Craig Cotton followed and explained administration of the Compact.  The Compact requires delivery of water from two streams in Colorado: the Rio Grande itself, and the Conejos River, the main Rio Grande tributary.  Generally, Colorado must deliver 27%-28% of the Rio Grande’s 650,000 acre-feet average flow and 38% of Canejos’s 300,000 acre-feet average flow.  One important and challenging Compact condition requires projecting Colorado water needs each year before the need actually arises.  During periods of low flow, the Compact prioritizes Colorado’s projections and reduces Colorado’s delivery obligations.  During periods of high flow, the Compact caps Colorado’s water use near the projected use, and the state’s delivery obligation increases.  Cotton stated that at periods of extremely high flow, the Compact requires Colorado to send 100% of the excess water down to New Mexico and Texas.  This often aggravates Colorado farmers because the State prohibits them from diverting substantial flow amounts passing right by their lands.  Cotton mentioned another challenge to Compact administration includes meeting endangered species guidelines.  Congress designated certain stretches of the Rio Grande as critical habitats, posing the challenging task to retain specific flows in difficult to reach regions.
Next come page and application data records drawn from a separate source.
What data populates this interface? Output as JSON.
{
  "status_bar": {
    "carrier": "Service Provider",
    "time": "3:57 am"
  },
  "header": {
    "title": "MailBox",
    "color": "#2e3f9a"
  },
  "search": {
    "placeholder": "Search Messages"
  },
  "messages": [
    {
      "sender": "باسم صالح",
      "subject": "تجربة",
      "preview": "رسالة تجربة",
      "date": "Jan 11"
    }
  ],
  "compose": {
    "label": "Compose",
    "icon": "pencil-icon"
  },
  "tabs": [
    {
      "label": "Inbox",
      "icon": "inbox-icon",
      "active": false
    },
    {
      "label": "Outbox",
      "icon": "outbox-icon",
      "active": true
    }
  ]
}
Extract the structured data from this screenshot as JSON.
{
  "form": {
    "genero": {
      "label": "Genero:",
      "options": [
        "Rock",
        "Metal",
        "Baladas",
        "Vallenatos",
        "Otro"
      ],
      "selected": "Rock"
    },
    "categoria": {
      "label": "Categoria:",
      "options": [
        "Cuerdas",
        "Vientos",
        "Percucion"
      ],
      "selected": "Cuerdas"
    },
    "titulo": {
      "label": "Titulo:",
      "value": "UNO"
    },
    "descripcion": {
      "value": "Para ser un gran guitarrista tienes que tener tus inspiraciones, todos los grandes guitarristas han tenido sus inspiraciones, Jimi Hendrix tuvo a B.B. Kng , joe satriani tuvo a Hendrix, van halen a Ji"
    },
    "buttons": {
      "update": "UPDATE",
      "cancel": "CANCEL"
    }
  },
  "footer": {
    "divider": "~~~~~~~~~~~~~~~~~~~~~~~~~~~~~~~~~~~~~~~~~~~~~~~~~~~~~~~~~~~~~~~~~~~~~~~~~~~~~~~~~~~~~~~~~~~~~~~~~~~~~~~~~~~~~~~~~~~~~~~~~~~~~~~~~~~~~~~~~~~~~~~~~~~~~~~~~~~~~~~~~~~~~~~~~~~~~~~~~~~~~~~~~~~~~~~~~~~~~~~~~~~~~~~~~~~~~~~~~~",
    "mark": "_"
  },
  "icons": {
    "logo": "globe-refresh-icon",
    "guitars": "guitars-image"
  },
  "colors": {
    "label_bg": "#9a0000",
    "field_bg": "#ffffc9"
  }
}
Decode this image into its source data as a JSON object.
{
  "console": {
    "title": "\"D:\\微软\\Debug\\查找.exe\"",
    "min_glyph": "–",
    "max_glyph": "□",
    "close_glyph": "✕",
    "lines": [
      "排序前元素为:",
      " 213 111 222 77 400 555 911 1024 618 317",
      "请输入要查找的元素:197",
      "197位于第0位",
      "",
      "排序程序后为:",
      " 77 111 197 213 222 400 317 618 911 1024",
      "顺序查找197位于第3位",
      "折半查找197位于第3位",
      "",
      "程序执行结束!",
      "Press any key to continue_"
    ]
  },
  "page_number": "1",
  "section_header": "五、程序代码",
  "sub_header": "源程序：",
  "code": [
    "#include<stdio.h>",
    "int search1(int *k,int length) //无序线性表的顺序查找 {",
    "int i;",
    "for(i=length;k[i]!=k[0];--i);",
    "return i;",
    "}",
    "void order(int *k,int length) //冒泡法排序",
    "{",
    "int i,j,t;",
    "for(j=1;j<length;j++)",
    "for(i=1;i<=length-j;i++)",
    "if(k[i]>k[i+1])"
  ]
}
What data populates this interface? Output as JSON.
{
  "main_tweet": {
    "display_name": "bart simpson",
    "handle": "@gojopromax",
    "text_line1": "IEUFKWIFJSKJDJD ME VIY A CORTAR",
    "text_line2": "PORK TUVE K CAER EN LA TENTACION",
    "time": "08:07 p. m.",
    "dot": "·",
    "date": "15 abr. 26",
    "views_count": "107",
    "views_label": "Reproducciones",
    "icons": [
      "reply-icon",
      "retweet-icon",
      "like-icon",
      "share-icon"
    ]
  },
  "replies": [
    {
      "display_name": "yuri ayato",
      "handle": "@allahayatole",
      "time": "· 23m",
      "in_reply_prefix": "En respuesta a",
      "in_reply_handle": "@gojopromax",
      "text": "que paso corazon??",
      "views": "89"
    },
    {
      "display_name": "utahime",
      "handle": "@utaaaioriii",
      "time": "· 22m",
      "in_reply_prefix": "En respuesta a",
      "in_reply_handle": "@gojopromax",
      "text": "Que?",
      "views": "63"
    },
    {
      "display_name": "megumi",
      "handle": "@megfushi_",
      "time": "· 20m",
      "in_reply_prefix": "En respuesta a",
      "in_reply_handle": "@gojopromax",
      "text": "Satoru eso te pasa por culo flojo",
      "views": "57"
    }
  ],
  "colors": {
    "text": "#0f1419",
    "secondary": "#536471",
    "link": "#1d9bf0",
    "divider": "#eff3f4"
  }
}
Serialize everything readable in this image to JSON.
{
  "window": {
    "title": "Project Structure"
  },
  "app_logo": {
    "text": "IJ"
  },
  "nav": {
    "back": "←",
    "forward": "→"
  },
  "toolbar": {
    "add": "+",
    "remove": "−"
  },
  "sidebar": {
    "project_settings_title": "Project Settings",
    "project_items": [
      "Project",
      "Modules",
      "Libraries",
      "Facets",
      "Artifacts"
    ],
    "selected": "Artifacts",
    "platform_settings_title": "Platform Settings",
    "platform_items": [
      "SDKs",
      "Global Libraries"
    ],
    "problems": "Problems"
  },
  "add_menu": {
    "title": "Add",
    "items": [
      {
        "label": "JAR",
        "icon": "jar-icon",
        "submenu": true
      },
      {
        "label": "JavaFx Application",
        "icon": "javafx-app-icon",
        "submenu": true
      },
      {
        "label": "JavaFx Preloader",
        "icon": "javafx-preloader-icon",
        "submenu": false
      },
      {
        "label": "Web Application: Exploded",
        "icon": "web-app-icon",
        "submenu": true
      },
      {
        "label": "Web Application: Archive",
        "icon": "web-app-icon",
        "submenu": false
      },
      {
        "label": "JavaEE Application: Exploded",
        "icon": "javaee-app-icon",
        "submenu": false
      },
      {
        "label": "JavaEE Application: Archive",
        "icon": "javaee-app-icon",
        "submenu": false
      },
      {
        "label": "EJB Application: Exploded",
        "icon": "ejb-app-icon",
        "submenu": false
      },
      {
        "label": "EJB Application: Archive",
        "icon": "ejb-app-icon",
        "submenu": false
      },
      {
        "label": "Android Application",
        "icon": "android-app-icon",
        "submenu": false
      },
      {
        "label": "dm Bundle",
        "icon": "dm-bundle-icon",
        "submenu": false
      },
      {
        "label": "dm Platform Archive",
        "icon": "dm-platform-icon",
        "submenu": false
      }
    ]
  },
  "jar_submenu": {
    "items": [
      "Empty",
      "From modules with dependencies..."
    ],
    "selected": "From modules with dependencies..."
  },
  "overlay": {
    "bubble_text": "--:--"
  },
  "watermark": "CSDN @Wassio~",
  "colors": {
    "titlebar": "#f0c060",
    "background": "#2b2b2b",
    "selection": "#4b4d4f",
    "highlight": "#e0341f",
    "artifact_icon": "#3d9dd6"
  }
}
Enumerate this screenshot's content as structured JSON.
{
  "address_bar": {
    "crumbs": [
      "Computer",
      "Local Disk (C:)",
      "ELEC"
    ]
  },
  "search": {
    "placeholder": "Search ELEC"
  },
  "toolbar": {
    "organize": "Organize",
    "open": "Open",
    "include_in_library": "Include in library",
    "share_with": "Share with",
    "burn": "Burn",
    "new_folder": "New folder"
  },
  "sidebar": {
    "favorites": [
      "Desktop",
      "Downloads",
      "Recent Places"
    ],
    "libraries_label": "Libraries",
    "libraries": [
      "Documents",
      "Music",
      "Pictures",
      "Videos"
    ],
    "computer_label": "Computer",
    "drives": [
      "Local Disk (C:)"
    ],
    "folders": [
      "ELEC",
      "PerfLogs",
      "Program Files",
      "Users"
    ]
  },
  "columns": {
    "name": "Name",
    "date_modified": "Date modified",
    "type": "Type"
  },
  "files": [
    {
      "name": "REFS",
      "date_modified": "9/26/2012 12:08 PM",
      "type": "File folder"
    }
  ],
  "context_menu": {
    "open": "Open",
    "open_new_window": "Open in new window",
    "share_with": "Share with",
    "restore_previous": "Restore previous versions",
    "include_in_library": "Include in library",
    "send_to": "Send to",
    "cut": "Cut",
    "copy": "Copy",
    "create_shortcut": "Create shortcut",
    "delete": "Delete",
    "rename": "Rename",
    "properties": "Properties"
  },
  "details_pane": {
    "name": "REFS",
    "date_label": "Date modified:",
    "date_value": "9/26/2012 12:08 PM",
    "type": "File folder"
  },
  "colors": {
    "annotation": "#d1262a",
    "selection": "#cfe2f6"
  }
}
David Robbins spoke last on the “Rio Grande!” panel and discussed two current legal issues surrounding groundwater.  First, Robbins detailed new governmental sub-districts of the Rio Grande Water Conservation District.  The sub-districts are statutorily formed entities created to analyze and replace regions of low flow along the Rio Grande due to groundwater pumping.  They manage water levels in the San Louis Valley aquifers and address the pressing issue of groundwater overdraft.  Second, Robbins discussed Texas’s pending lawsuit seeking petition for certiorari by the United States Supreme Court.  Although the legal issue directly involves Texas and New Mexico’s well pumping adjacent to the Rio Grande, the lawsuit indirectly implicates Colorado because of its participation in the Rio Grande Compact.  Robbins explained that the fundamental issue of this conflict arises from differing legal characterizations of groundwater use.  Although Colorado law treats surface water and groundwater as part of the same hydrological system, the Compact and other states treat these two water sources separately.  Texas, in particular, allows for unfettered groundwater pumping, and Robbins suggested that such unrestricted water use instigated the present litigation.  Robbins concluded by again stressing the case is still pending with no guarantee the Court will hear it, but if the Court does grant cert, then Colorado will be ready to defend its water interests.